04 September 2019
nicole treacey

As our population ages, we are seeing more cases of beneficiaries being “surprised” that they have not been appointed as Executor of their parent’s Will/s.

Did you know?

  1. You can appoint anyone as your Executor. They do not need to be a lawyer or qualified professional.  In many cases, it makes sense that this might be your spouse or a close family member, and they will usually administer your estate for free.
  2. Companies/businesses/government departments offering a “Free Will” or cheaper will preparation service will often suggest to the person making the Will that they appoint them as Executor. And they then charge fees to administer the Estate.  For a simple Estate where there are little assets, this can be an unnecessary expense for the Estate (and cause delays in beneficiaries receiving their inheritance).
  3. Often the person making the Will doesn’t understand the ramifications, and their family end up being caught out with expenses and undue delay.
  4. If your parents or someone you know have one of these “free wills”, it is worth asking the question of who has been appointed as Executor before it is too late to make the change.
  5. An Executor can only be removed if they renounce or by way of a court order, which is very difficult to obtain.
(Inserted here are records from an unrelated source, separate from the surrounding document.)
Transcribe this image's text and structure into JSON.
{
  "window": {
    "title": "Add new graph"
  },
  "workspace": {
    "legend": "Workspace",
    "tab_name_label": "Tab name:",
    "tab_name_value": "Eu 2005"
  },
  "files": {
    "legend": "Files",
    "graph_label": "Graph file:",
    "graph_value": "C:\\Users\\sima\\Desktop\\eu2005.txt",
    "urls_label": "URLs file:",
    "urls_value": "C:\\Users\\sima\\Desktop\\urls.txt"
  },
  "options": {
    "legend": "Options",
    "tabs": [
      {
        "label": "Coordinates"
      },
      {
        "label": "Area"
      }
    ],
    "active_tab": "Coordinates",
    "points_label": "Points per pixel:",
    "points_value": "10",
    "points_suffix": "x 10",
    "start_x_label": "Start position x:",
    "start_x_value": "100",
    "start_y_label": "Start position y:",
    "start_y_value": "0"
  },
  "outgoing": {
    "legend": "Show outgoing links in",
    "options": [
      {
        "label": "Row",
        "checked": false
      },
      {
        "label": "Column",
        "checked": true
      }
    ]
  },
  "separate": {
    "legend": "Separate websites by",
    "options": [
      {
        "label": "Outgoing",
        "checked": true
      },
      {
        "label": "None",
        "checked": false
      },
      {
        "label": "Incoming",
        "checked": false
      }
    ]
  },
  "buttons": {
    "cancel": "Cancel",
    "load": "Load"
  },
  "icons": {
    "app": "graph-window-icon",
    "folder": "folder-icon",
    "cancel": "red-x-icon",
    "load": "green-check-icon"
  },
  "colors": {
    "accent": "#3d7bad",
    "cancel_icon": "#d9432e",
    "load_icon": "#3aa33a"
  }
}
For more information, contact our Wills and Estates team.

This article was written by Nicole Treacey, Senior Associate – Private Clients.